Still, even these asylum seekers – another mere fraction of the total number of Syrian refugees – will face enormous challenges adjusting to life in the West. In addition to the anti-immigrant sentiment already expressed in Germany that many countries in Europe are renowned for, many countries have deliberate policies in place to make seeking asylum, or living as an asylum-seeker, impossible. In Switzerland, newly arrived refugees are given identification cards that do not even allow them to do basic things, such as purchase a Swiss SIM card. In the United States, each asylum seeker must be interviewed extensively and screened for potential ties to Al Qaeda.
The United States Department of Homeland Security is sitting on more than 6,000 visa applications from Syrian refugees. Even though the United States has announced it will grant asylum to a quota of 2,000 of these refugees, these screenings combined with the broad definition of “terrorism ties” under the Patriot Act – meaning that anyone who has ever given small amounts of money to the Al Qaeda-aligned rebel fighters or fought themselves could be implicated – could mean that none of the refugees are approved to seek asylum in the United States.
Since the conflict began two and a half years ago, the United States has granted asylum to fewer than 100 Syrian refugees. In 2013, when more than 1 million left Syria’s borders as the United States pushed for a military invasion, only 33 Syrian refugees were granted asylum in the United States.
This is not the first time refugees from the Middle East have experienced these difficulties. The US invasion of Iraq in 2003 created a refugee crisis that, at the time, was the worst the Middle East had seen since the expulsion of Palestinians in 1948 with the establishment of the state of Israel.
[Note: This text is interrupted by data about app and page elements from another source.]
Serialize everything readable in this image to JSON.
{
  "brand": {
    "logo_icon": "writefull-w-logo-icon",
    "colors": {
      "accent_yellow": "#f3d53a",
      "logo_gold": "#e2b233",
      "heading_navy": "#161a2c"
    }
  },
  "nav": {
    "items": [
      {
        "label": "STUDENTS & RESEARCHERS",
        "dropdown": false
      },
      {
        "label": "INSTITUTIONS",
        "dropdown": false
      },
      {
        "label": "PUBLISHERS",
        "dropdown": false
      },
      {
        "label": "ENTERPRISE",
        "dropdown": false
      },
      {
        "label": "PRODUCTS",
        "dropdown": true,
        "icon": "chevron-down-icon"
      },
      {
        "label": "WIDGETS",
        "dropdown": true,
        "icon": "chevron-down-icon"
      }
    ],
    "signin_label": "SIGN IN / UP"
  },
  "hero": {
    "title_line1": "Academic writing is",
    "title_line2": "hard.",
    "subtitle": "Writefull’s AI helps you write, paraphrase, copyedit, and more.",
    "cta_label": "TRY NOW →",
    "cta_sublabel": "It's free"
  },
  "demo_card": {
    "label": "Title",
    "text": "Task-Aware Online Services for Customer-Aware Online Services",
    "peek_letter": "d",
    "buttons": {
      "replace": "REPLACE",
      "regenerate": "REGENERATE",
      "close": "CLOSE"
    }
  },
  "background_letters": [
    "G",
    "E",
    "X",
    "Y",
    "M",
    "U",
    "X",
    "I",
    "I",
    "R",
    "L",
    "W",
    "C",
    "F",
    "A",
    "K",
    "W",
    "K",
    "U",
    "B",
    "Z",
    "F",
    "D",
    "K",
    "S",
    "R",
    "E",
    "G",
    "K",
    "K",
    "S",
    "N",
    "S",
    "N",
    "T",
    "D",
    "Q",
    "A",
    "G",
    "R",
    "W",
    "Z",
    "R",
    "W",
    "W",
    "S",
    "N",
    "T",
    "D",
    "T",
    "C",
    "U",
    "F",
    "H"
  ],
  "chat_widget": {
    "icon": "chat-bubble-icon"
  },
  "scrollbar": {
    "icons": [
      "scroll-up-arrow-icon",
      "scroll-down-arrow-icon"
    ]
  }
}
While Sweden once again granted asylum to all refugees who found their way to its borders, the United States – despite creating the conflict – imposed strict rules on Iraqi refugees seeking to enter the country. Although Congress created the Special Immigrant Visa program, an expedited process that would grant asylum and special treatment to Iraqi and Afghani translators and other assistants to the United States military during the two wars, and gave priority to religious minorities who were especially vulnerable in the ensuing sectarian clashes, most other ordinary refugees were ignored from the beginning – instead looking to Syria, Jordan, Turkey and Iran for refuge.
Following the arrest of two Iraqi refugees living in Kentucky suspected of sending money to Al Qaeda groups in the Middle East, asylum requests granted dropped significantly. In 2013, only 9,045 refugees were admitted to the United States, down from a high of more than 25,000 before the arrests. Additionally, almost one third of the Special Immigrant Visa applicants – those who had specifically helped the United States military – were rejected.
In the United States, only one out of every 200 asylum seekers will be approved for resettlement in the United States. Still, despite these flimsy asylum policies, the United States has created streamlined immigration procedures for Cubans wishing to escape Fidel Castro’s regime for the United States and granted temporary asylum to Haitians rendered refugees by the earthquake in 2010. It is not beyond the United States’ resources as a country to recognize the similar circumstances in Syria and extend relief accordingly.